The accurate pretransplant estimation of donor or recipient standard liver volume (SLV) is crucial to ensure donor safety and to avoid small-for-size syndrome.55 One-year graft survival after elective LDLT can reach 92% if the graft size is large (graft–recipient weight ratio [GRWR] > 1), but the number could drop to 42% with a small graft size (GRWR < 0.8).55 The safety of right-lobe hepatectomy in the donor also depends on the volume of the remaining left lobe. Makuuchi et al. proposed that those with a large right lobe (> 70% of total liver volume) should not be accepted as suitable donors.56 Safe donation is possible only when the estimated residual liver volume is greater than 30% of the donor's total liver volume. A recent survey in Taiwan revealed that anatomic considerations were not the main reason excluding potential donors. Rather, an inadequate remnant liver volume of less than 30% was the crucial decision point for the adult LDLT.57
However, the estimation of the SLV is complex and is influenced by race. Several formulae have been generated at Asian or Western centers to estimate the SLV.58–60 The variables in the formulae include body surface area, sex and age. Liver volume was positively related to body surface area and negatively correlated with age. Previous studies also indicated a negative correlation between age and SLV.58,59
Many donor livers have hepatic steatosis.61 The negative impact of severe hepatic steatosis on graft dysfunction during the immediate post-transplant period has long been recognized.62 Macrovesicular steatosis leads to hepatic inflammation and fibrosis, and recipients of a liver graft with macrovesicular steatosis are potentially more susceptible to graft damage, such as preservation injury and acute cellular rejection.63 Severe macrovesicular steatosis greater than 60% is often associated with primary non-function, resulting in serious sequelae for recipients.64 Furthermore, the acceptable level of steatosis in LDLT is thought to be lower than that in deceased donor LT, because of the smaller-sized graft.65 To ensure recipient safety, most centers only use liver grafts with up to 30% macrovesicular steatosis.64 A recent study further indicates that mild macrovesicular steatosis can be related to adverse outcomes in living liver donors who undergo right hepatectomy.66 This is of special concern regarding donor safety.

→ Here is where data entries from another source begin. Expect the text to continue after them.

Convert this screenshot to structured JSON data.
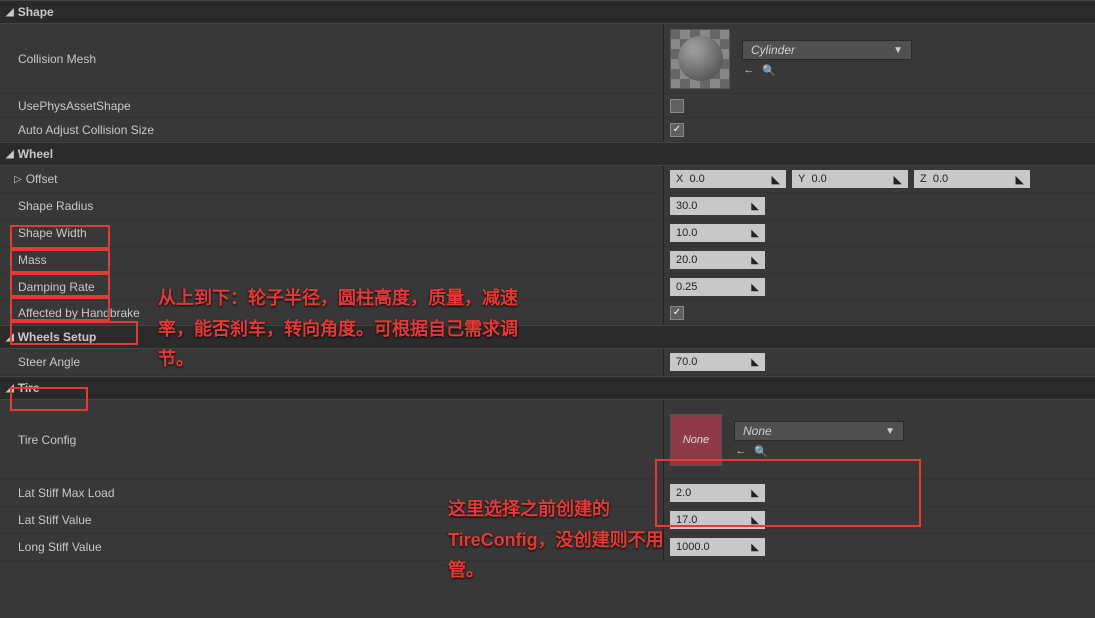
{
  "sections": {
    "shape": "Shape",
    "wheel": "Wheel",
    "wheelsSetup": "Wheels Setup",
    "tire": "Tire"
  },
  "shape": {
    "collisionMesh": "Collision Mesh",
    "meshDropdown": "Cylinder",
    "usePhysAssetShape": "UsePhysAssetShape",
    "autoAdjust": "Auto Adjust Collision Size"
  },
  "wheel": {
    "offset": "Offset",
    "x": {
      "label": "X",
      "value": "0.0"
    },
    "y": {
      "label": "Y",
      "value": "0.0"
    },
    "z": {
      "label": "Z",
      "value": "0.0"
    },
    "shapeRadius": "Shape Radius",
    "shapeRadiusVal": "30.0",
    "shapeWidth": "Shape Width",
    "shapeWidthVal": "10.0",
    "mass": "Mass",
    "massVal": "20.0",
    "dampingRate": "Damping Rate",
    "dampingRateVal": "0.25",
    "affected": "Affected by Handbrake"
  },
  "wheelsSetup": {
    "steerAngle": "Steer Angle",
    "steerAngleVal": "70.0"
  },
  "tire": {
    "tireConfig": "Tire Config",
    "noneLabel": "None",
    "dropdownNone": "None",
    "latStiffMaxLoad": "Lat Stiff Max Load",
    "latStiffMaxLoadVal": "2.0",
    "latStiffValue": "Lat Stiff Value",
    "latStiffValueVal": "17.0",
    "longStiffValue": "Long Stiff Value",
    "longStiffValueVal": "1000.0"
  },
  "annotations": {
    "main": "从上到下：轮子半径，圆柱高度，质量，减速率，能否刹车，转向角度。可根据自己需求调节。",
    "tire": "这里选择之前创建的TireConfig，没创建则不用管。"
  }
}
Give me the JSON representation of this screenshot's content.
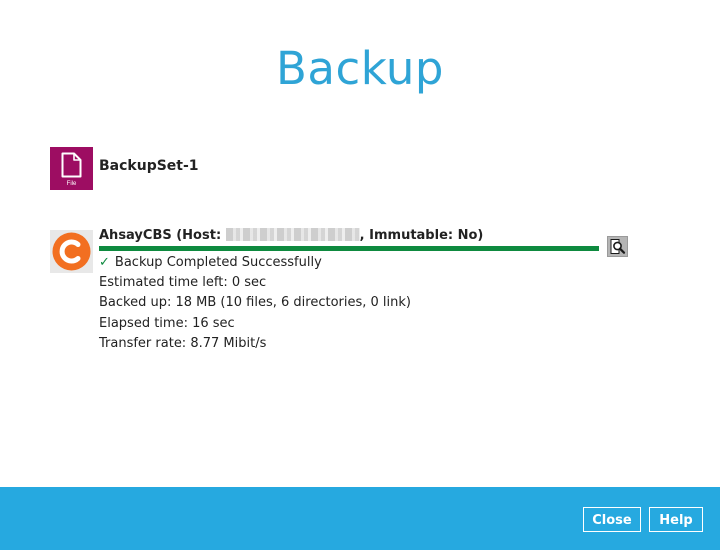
{
  "page": {
    "title": "Backup"
  },
  "backup_set": {
    "icon": "file-icon",
    "icon_label": "File",
    "icon_color": "#9d0d62",
    "name": "BackupSet-1"
  },
  "destination": {
    "icon": "ahsay-cbs-logo",
    "icon_color": "#f26f21",
    "name_prefix": "AhsayCBS (Host: ",
    "name_suffix": ", Immutable: No)",
    "progress": 1.0,
    "progress_color": "#0e8a3f",
    "status": "Backup Completed Successfully",
    "estimated_time_left": "Estimated time left: 0 sec",
    "backed_up": "Backed up: 18 MB (10 files, 6 directories, 0 link)",
    "elapsed_time": "Elapsed time: 16 sec",
    "transfer_rate": "Transfer rate: 8.77 Mibit/s"
  },
  "footer": {
    "background": "#26a9e0",
    "close_label": "Close",
    "help_label": "Help"
  },
  "colors": {
    "title": "#2fa4d6"
  }
}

Donors with prolonged intensive care unit (ICU) admissions and those rescued by cardiopulmonary resuscitation and use inotropic agents carry a higher risk of conveying potential infections. However, a recent survey showed that donors with positive bacterial cultures did not significantly induce graft infection, nor did it adversely affect recipient ICU or hospital stay or overall survival rate.67 Further large-scale surveys are required to clarify the relevant influences.
Marginal donor livers
Considering the shortage of donor livers at particular times, when the demand for LT is persistently increasing, the criteria of feasible donor livers have been under intense debate, aiming to expand the donor pool. The potential marginal donors include those with a history of being exposed to hepatitis B or C virus, steatotic liver, older donors, those with a high-risk social history (drug abuse, alcohol abuse or sexual history), history of cancer, a small degree of liver disease that is undetectable on laboratory tests and liver biopsy, those who test positive for human T-cell lymphotrophic virus and those with sustained cardiac death. Nevertheless, without strong evidence supporting the benefit rather than harm, it is still questionable to use marginal donor livers.